The beaches showing the size sorting typical of beaches, with smaller shingle at the base of the beach. This material is rounded, reflecting the frequency of attrition as waves move the stones back and forward. The coarsest material forms the beach crest and here 1 m diameter boulders are not uncommon. These blocks may be less rounded, partly because only the biggest storm waves reach this part of the beach but also because blocks are often quarried by waves from the rocky shore in front of the beach and immediately thrown inland. A cover of lichen on the beach crest, notably the grey Leconara sp., indicates that the uppermost part of the beach has not been reworked for many decades.

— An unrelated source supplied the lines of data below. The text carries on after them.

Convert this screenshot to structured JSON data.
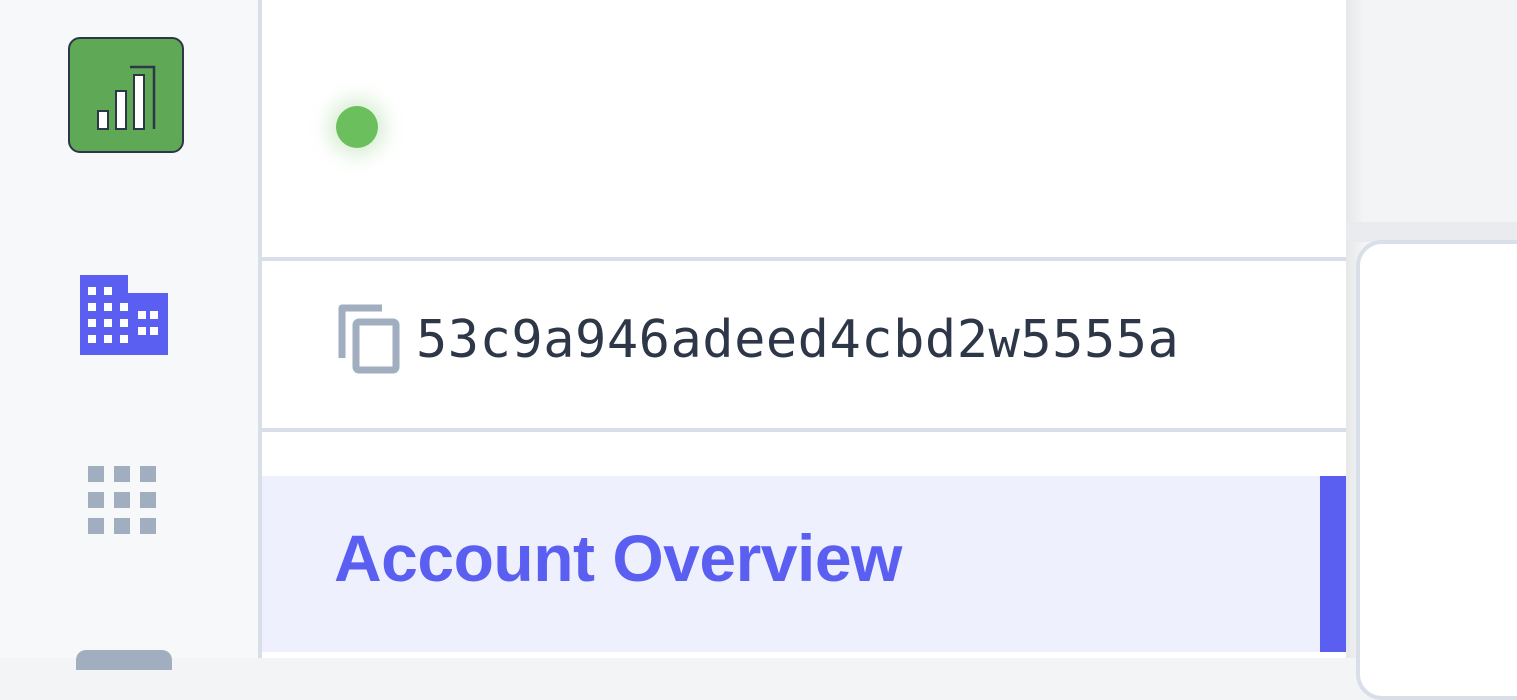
{
  "rail": {
    "logo": {
      "icon": "bar-chart-logo-icon",
      "color": "#5fa956"
    },
    "items": [
      {
        "icon": "building-icon",
        "active": true,
        "color": "#5a5ff2"
      },
      {
        "icon": "apps-grid-icon",
        "active": false,
        "color": "#a0aec0"
      }
    ]
  },
  "panel": {
    "status": {
      "state": "online",
      "color": "#6cbf5d"
    },
    "account_id": "53c9a946adeed4cbd2w5555a",
    "nav": {
      "active_item": {
        "label": "Account Overview",
        "accent": "#5a5ff2"
      }
    }
  }
}
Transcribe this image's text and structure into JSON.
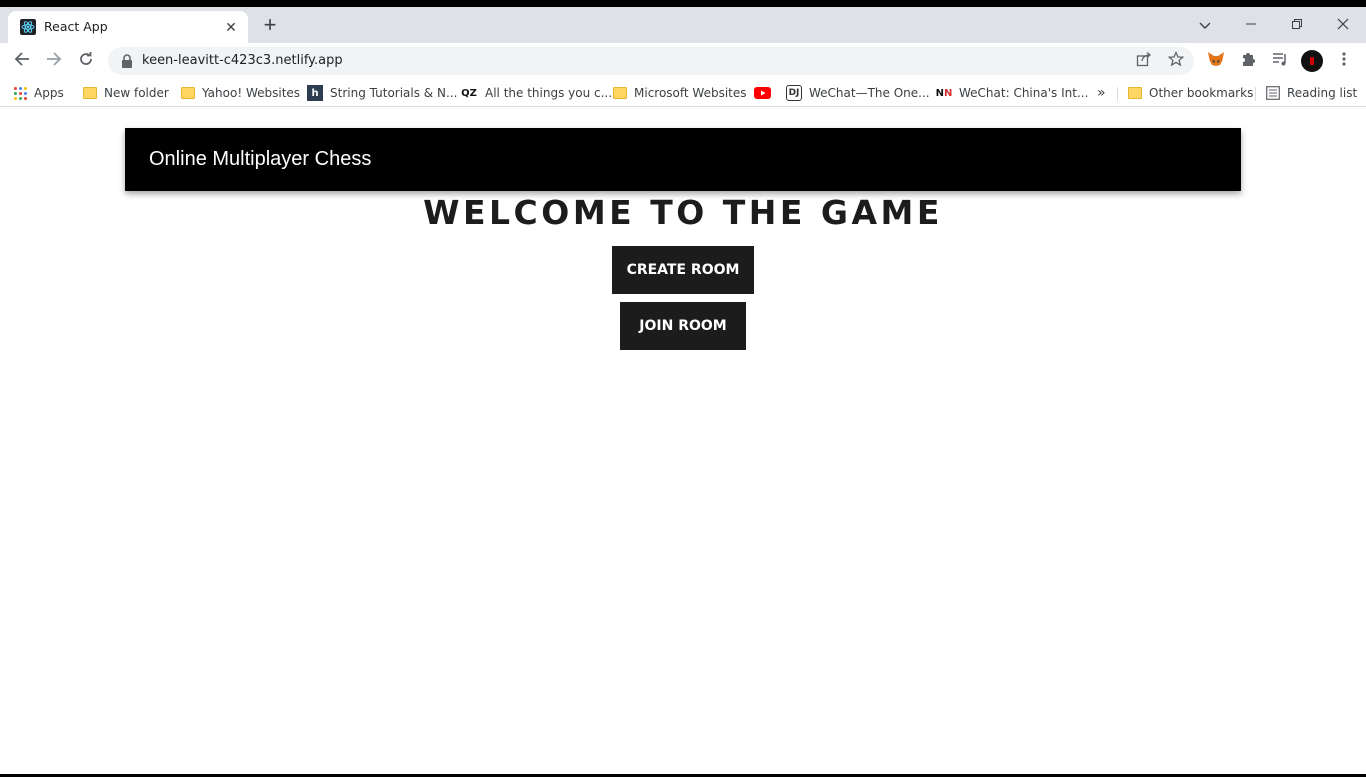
{
  "browser": {
    "tab": {
      "title": "React App",
      "favicon": "react-icon"
    },
    "toolbar": {
      "url": "keen-leavitt-c423c3.netlify.app"
    },
    "bookmarks": [
      {
        "label": "Apps",
        "icon": "apps-grid-icon"
      },
      {
        "label": "New folder",
        "icon": "folder-icon"
      },
      {
        "label": "Yahoo! Websites",
        "icon": "folder-icon"
      },
      {
        "label": "String Tutorials & N...",
        "icon": "h-icon"
      },
      {
        "label": "All the things you c...",
        "icon": "qz-icon"
      },
      {
        "label": "Microsoft Websites",
        "icon": "folder-icon"
      },
      {
        "label": "",
        "icon": "youtube-icon"
      },
      {
        "label": "WeChat—The One...",
        "icon": "dj-icon"
      },
      {
        "label": "WeChat: China's Int...",
        "icon": "nn-icon"
      },
      {
        "label": "»",
        "icon": "overflow-chevron-icon"
      },
      {
        "label": "Other bookmarks",
        "icon": "folder-icon"
      },
      {
        "label": "Reading list",
        "icon": "reading-list-icon"
      }
    ]
  },
  "page": {
    "navbar_title": "Online Multiplayer Chess",
    "heading": "WELCOME TO THE GAME",
    "create_room_label": "CREATE ROOM",
    "join_room_label": "JOIN ROOM"
  },
  "colors": {
    "navbar_bg": "#000000",
    "button_bg": "#1c1c1c",
    "tabstrip_bg": "#dee1e6"
  }
}
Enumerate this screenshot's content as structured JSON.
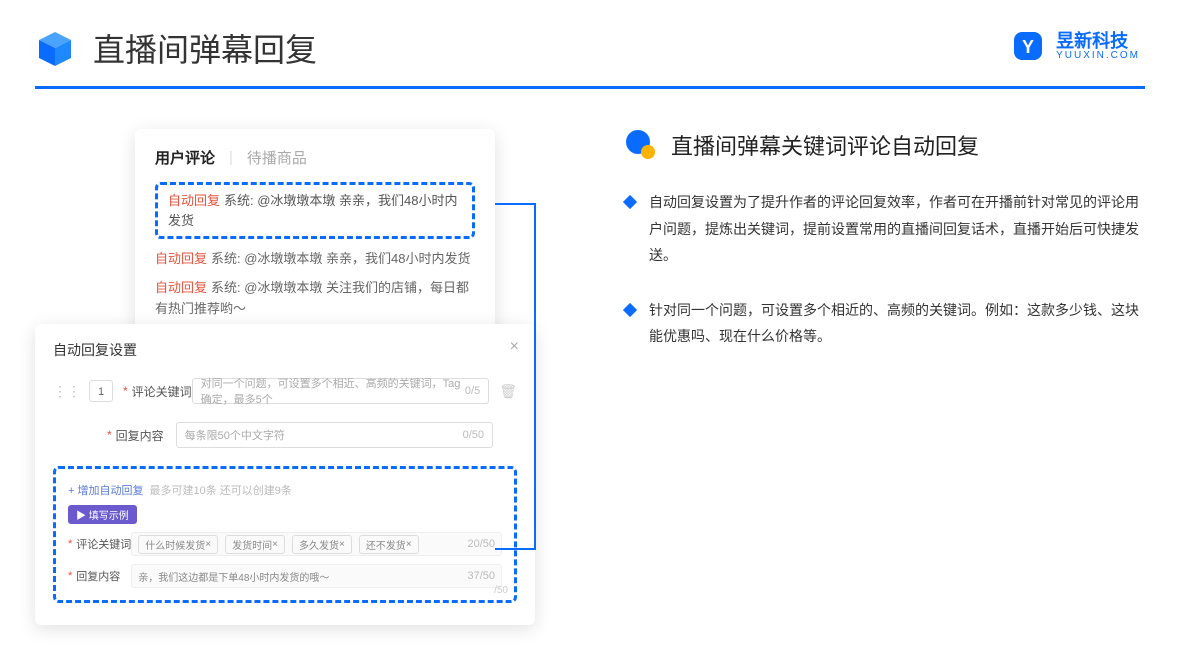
{
  "header": {
    "title": "直播间弹幕回复"
  },
  "brand": {
    "name": "昱新科技",
    "url": "YUUXIN.COM"
  },
  "commentsCard": {
    "tabActive": "用户评论",
    "tabInactive": "待播商品",
    "highlightedTag": "自动回复",
    "highlightedText": "系统: @冰墩墩本墩 亲亲，我们48小时内发货",
    "item2Tag": "自动回复",
    "item2Text": "系统: @冰墩墩本墩 亲亲，我们48小时内发货",
    "item3Tag": "自动回复",
    "item3Text": "系统: @冰墩墩本墩 关注我们的店铺，每日都有热门推荐哟～"
  },
  "settings": {
    "title": "自动回复设置",
    "rowNum": "1",
    "kwLabel": "评论关键词",
    "kwPlaceholder": "对同一个问题，可设置多个相近、高频的关键词，Tag确定，最多5个",
    "kwCount": "0/5",
    "contentLabel": "回复内容",
    "contentPlaceholder": "每条限50个中文字符",
    "contentCount": "0/50",
    "addLink": "+ 增加自动回复",
    "addHint": "最多可建10条 还可以创建9条",
    "badge": "▶ 填写示例",
    "exKwLabel": "评论关键词",
    "chip1": "什么时候发货",
    "chip2": "发货时间",
    "chip3": "多久发货",
    "chip4": "还不发货",
    "exKwCount": "20/50",
    "exContentLabel": "回复内容",
    "exContentText": "亲，我们这边都是下单48小时内发货的哦～",
    "exContentCount": "37/50",
    "stray": "/50"
  },
  "right": {
    "sectionTitle": "直播间弹幕关键词评论自动回复",
    "bullet1": "自动回复设置为了提升作者的评论回复效率，作者可在开播前针对常见的评论用户问题，提炼出关键词，提前设置常用的直播间回复话术，直播开始后可快捷发送。",
    "bullet2": "针对同一个问题，可设置多个相近的、高频的关键词。例如：这款多少钱、这块能优惠吗、现在什么价格等。"
  }
}
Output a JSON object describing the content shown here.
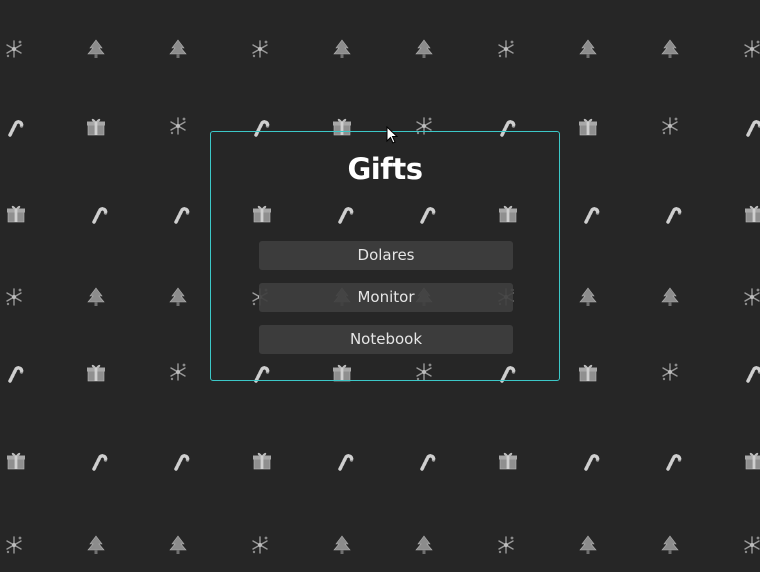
{
  "dialog": {
    "title": "Gifts",
    "options": [
      {
        "label": "Dolares"
      },
      {
        "label": "Monitor"
      },
      {
        "label": "Notebook"
      }
    ]
  },
  "background": {
    "pattern_icons": [
      "snowflake-icon",
      "tree-icon",
      "candy-cane-icon",
      "gift-icon"
    ]
  },
  "colors": {
    "background": "#262626",
    "panel_border": "#3cc8c8",
    "button_bg": "#3e3e3e",
    "title_text": "#ffffff",
    "button_text": "#e6e6e6"
  }
}
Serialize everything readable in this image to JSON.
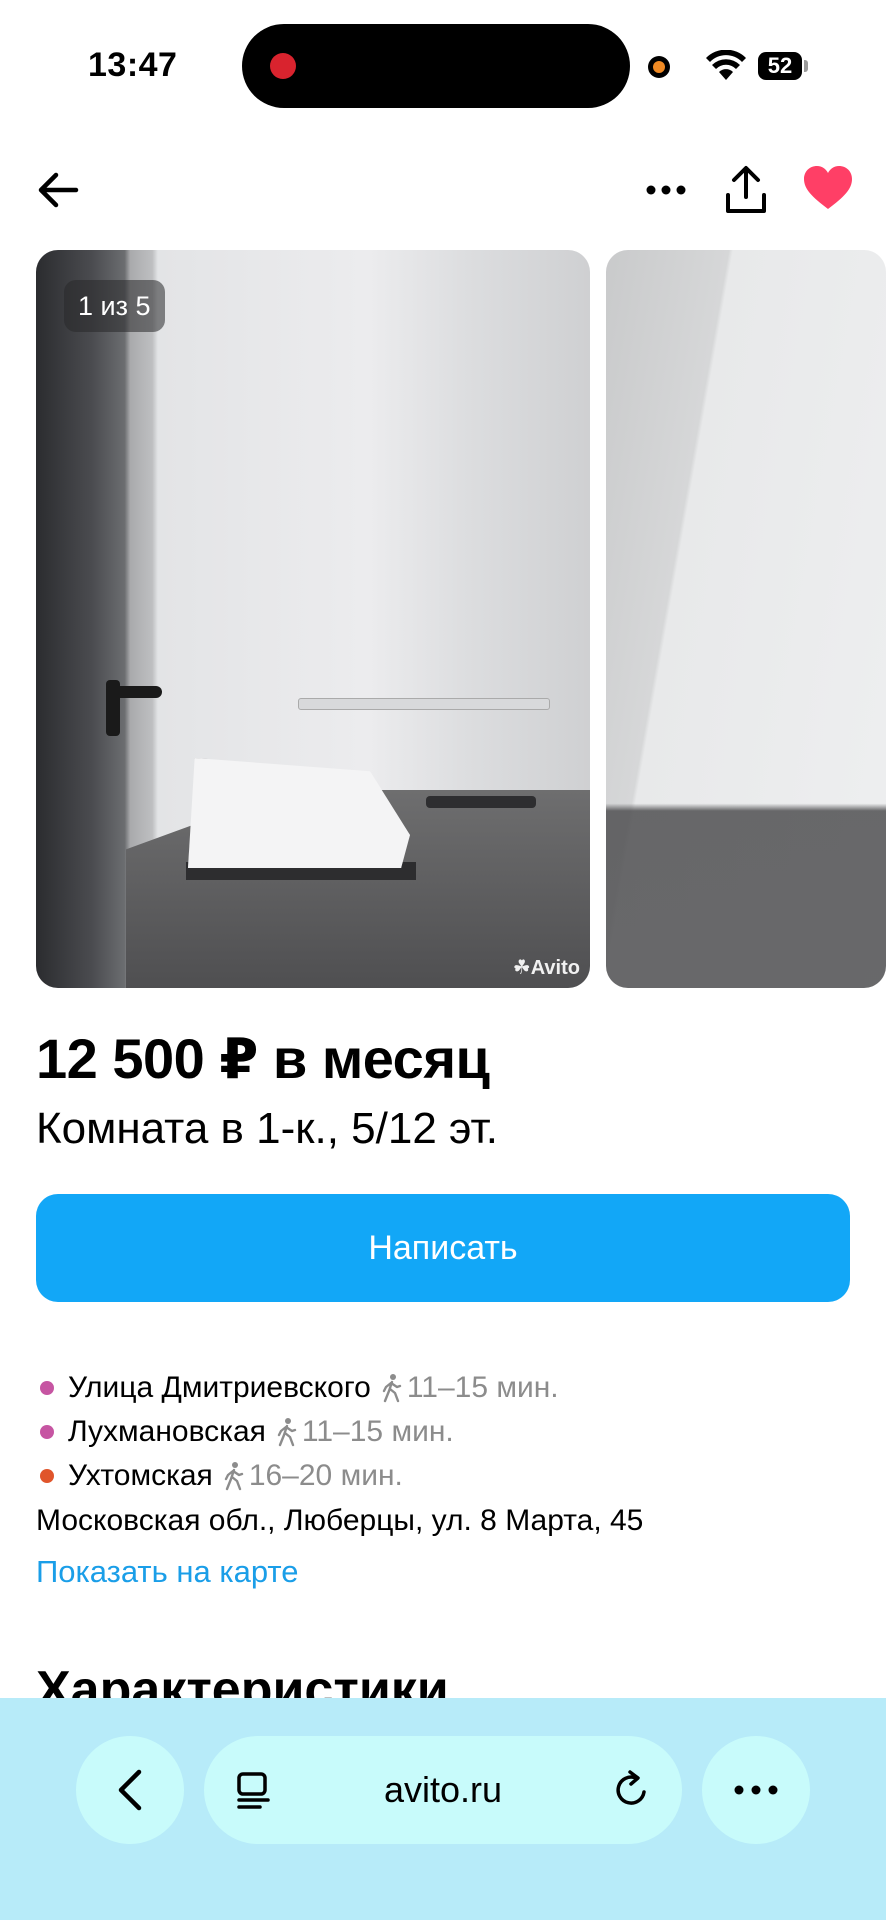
{
  "status_bar": {
    "time": "13:47",
    "battery": "52",
    "icons": [
      "recording-dot-icon",
      "camera-in-use-dot-icon",
      "wifi-icon",
      "battery-icon"
    ]
  },
  "toolbar": {
    "icons": [
      "back-arrow-icon",
      "more-dots-icon",
      "share-icon",
      "heart-icon"
    ],
    "favorite_color": "#ff3f66"
  },
  "gallery": {
    "counter": "1 из 5",
    "watermark": "Avito"
  },
  "listing": {
    "price": "12 500 ₽ в месяц",
    "subtitle": "Комната в 1-к., 5/12 эт.",
    "write_button": "Написать",
    "accent_color": "#12a7f7"
  },
  "metro": [
    {
      "name": "Улица Дмитриевского",
      "time": "11–15 мин.",
      "color": "#c655a2"
    },
    {
      "name": "Лухмановская",
      "time": "11–15 мин.",
      "color": "#c655a2"
    },
    {
      "name": "Ухтомская",
      "time": "16–20 мин.",
      "color": "#e0552b"
    }
  ],
  "address": "Московская обл., Люберцы, ул. 8 Марта, 45",
  "map_link": "Показать на карте",
  "section_title": "Характеристики",
  "browser": {
    "url": "avito.ru",
    "bar_color": "#b7ebf9"
  }
}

Behind the crest may lie older blocks, partly embedded in turf, that mark where the largest historic storms have overtopped the beach ridges. Bay head storm beaches frequently form ayres and lagoons – these lagoons may show trash lines and retain a record of historic storms in the sediment on the pond floor.